Data about app and page elements:
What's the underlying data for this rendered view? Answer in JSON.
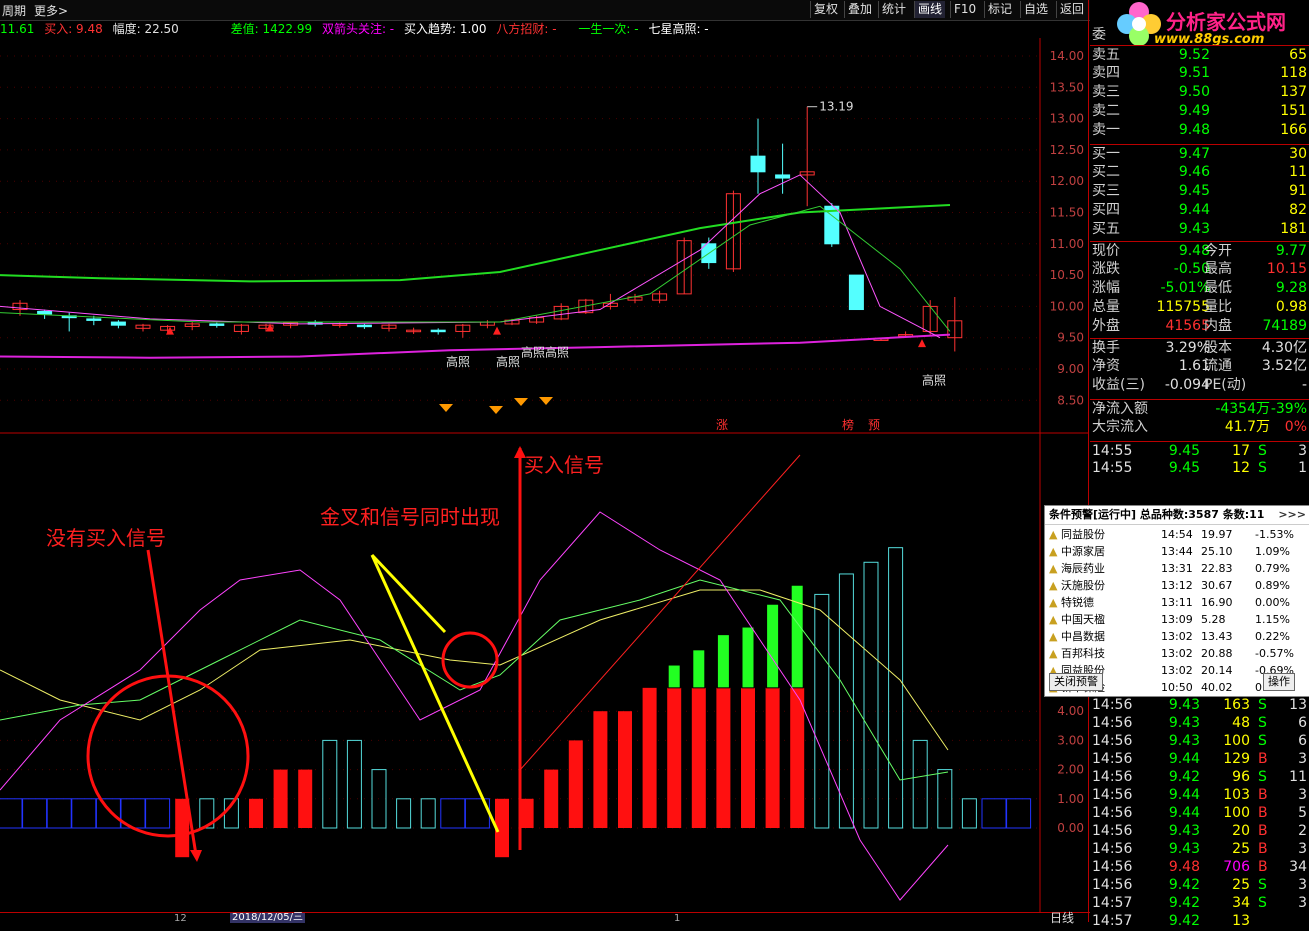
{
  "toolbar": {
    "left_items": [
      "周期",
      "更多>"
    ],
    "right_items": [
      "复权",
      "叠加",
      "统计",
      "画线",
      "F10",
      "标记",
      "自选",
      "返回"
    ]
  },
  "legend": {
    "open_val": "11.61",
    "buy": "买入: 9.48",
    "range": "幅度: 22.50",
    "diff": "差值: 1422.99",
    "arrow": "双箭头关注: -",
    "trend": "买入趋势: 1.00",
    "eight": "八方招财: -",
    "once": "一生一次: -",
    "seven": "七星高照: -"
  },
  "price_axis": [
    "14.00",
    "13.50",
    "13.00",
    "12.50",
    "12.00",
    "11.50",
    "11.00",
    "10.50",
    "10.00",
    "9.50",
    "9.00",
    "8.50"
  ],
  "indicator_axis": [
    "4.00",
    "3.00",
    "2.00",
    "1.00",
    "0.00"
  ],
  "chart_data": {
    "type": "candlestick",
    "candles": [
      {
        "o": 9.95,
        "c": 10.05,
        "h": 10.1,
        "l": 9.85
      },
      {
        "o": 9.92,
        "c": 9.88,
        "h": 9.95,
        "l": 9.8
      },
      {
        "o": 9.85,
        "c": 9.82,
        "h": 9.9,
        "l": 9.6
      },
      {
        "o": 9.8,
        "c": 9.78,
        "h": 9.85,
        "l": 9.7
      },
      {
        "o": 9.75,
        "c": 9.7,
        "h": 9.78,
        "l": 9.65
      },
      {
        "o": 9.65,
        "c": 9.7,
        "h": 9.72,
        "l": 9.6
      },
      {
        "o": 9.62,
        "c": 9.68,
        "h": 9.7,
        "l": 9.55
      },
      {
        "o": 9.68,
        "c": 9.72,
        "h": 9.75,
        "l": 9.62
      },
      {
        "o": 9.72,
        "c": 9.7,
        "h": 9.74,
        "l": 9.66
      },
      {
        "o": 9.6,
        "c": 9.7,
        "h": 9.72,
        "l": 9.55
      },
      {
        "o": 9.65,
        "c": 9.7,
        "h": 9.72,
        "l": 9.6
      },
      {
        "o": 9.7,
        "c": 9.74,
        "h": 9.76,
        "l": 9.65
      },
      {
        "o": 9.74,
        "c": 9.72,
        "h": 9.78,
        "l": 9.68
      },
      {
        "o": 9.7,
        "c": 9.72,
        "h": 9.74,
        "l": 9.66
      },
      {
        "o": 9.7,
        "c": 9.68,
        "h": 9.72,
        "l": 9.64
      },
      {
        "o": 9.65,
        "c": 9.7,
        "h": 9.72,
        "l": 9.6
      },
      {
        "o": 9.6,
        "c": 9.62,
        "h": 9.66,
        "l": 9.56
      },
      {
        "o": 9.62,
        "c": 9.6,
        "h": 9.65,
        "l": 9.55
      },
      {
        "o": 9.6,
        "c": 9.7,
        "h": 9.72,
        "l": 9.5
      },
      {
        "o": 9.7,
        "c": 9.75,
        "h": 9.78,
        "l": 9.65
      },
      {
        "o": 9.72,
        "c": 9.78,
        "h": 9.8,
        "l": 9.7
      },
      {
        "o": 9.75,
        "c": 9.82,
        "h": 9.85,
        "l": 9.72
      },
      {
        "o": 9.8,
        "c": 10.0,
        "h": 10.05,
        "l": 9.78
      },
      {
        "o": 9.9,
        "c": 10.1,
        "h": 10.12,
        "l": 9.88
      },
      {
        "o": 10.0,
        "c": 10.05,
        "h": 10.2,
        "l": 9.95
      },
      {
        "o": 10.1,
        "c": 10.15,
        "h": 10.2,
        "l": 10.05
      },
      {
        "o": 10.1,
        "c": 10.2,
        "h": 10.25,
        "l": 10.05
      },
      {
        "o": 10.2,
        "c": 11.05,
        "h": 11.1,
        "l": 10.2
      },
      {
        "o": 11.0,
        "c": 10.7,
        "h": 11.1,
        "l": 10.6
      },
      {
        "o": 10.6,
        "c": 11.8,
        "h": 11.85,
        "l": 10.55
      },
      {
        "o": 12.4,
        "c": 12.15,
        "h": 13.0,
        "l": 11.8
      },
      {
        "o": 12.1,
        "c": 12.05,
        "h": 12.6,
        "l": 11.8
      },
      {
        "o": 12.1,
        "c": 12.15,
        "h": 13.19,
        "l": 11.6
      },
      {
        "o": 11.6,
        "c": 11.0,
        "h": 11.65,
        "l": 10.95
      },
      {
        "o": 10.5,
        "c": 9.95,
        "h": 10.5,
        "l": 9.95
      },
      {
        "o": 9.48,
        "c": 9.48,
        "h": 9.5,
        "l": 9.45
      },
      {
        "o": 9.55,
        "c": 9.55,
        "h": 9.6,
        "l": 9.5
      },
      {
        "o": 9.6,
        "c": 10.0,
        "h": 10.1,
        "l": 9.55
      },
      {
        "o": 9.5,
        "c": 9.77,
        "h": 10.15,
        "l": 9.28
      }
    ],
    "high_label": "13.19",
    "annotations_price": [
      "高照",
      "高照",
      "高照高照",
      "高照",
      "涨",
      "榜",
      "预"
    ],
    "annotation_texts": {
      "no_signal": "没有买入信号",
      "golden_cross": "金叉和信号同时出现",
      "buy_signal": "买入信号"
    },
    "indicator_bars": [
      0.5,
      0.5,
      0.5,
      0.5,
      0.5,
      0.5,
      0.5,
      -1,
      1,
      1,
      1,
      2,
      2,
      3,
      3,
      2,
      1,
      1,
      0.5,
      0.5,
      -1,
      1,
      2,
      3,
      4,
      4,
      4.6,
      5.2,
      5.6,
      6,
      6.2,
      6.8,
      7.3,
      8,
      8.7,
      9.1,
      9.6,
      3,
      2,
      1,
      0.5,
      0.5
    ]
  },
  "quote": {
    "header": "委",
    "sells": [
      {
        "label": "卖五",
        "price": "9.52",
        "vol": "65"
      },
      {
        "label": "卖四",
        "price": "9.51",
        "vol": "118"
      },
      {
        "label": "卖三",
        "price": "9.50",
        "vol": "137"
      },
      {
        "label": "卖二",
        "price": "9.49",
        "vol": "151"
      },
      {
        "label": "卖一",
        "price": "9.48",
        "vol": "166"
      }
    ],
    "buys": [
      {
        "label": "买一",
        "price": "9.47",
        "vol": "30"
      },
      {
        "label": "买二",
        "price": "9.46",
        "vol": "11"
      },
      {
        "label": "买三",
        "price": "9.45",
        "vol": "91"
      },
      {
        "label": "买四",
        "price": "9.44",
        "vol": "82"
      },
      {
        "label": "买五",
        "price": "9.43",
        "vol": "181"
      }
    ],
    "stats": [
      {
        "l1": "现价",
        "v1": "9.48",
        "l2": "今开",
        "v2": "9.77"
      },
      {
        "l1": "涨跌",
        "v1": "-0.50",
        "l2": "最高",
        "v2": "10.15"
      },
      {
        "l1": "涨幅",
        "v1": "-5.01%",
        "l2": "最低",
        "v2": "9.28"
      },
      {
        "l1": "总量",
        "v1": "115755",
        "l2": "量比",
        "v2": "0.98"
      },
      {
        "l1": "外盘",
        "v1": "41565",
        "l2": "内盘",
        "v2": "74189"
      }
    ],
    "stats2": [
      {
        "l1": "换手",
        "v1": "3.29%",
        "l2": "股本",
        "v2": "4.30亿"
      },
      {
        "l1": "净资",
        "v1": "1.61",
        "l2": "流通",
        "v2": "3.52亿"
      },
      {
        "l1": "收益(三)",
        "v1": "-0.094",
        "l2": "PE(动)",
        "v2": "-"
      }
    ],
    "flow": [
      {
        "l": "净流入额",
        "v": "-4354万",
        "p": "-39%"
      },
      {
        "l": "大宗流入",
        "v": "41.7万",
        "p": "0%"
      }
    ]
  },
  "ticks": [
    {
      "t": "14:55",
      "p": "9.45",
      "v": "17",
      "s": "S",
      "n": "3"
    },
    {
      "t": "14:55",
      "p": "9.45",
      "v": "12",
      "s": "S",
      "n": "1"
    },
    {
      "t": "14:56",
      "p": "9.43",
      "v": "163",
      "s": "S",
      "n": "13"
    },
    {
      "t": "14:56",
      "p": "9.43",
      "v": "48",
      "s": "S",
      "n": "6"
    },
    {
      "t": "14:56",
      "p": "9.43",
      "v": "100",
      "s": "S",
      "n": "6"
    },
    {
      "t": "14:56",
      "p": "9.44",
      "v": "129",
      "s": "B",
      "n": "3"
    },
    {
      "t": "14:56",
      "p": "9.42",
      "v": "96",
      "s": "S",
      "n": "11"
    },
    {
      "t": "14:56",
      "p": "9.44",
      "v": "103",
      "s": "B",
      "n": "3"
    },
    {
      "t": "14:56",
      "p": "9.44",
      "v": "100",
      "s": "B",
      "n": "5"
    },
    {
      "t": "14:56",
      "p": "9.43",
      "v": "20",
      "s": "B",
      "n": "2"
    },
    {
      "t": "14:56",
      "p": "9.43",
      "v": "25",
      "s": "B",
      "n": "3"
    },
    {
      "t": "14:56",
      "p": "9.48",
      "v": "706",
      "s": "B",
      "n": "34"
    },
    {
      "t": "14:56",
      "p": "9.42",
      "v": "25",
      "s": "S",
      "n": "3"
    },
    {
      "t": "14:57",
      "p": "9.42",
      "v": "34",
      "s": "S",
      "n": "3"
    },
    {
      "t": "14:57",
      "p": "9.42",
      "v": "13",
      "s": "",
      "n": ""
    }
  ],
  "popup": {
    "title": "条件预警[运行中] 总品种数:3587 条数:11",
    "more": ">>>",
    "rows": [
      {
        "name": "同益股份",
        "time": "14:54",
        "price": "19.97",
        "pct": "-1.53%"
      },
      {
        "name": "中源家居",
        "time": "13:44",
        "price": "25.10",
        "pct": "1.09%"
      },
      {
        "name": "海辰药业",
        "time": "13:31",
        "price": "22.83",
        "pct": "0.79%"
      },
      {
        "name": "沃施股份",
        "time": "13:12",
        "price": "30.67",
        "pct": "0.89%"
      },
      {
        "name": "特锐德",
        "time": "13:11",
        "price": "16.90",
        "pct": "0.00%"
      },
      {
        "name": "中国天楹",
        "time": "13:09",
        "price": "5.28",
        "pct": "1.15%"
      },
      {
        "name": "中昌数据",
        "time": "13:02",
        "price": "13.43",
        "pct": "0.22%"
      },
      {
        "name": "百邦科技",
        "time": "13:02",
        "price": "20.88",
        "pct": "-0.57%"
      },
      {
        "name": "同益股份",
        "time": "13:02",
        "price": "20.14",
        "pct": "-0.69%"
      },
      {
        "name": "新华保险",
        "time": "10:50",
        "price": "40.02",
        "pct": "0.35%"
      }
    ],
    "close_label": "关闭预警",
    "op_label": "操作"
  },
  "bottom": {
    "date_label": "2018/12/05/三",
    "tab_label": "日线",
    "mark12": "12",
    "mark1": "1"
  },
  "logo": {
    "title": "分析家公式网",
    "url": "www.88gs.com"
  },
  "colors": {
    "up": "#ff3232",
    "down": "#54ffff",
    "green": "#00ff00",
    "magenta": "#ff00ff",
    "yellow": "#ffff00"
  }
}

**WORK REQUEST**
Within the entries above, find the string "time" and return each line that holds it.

**TASK SOLUTION**
        "time": "14:54",
        "time": "13:44",
        "time": "13:31",
        "time": "13:12",
        "time": "13:11",
        "time": "13:09",
        "time": "13:02",
        "time": "13:02",
        "time": "13:02",
        "time": "10:50",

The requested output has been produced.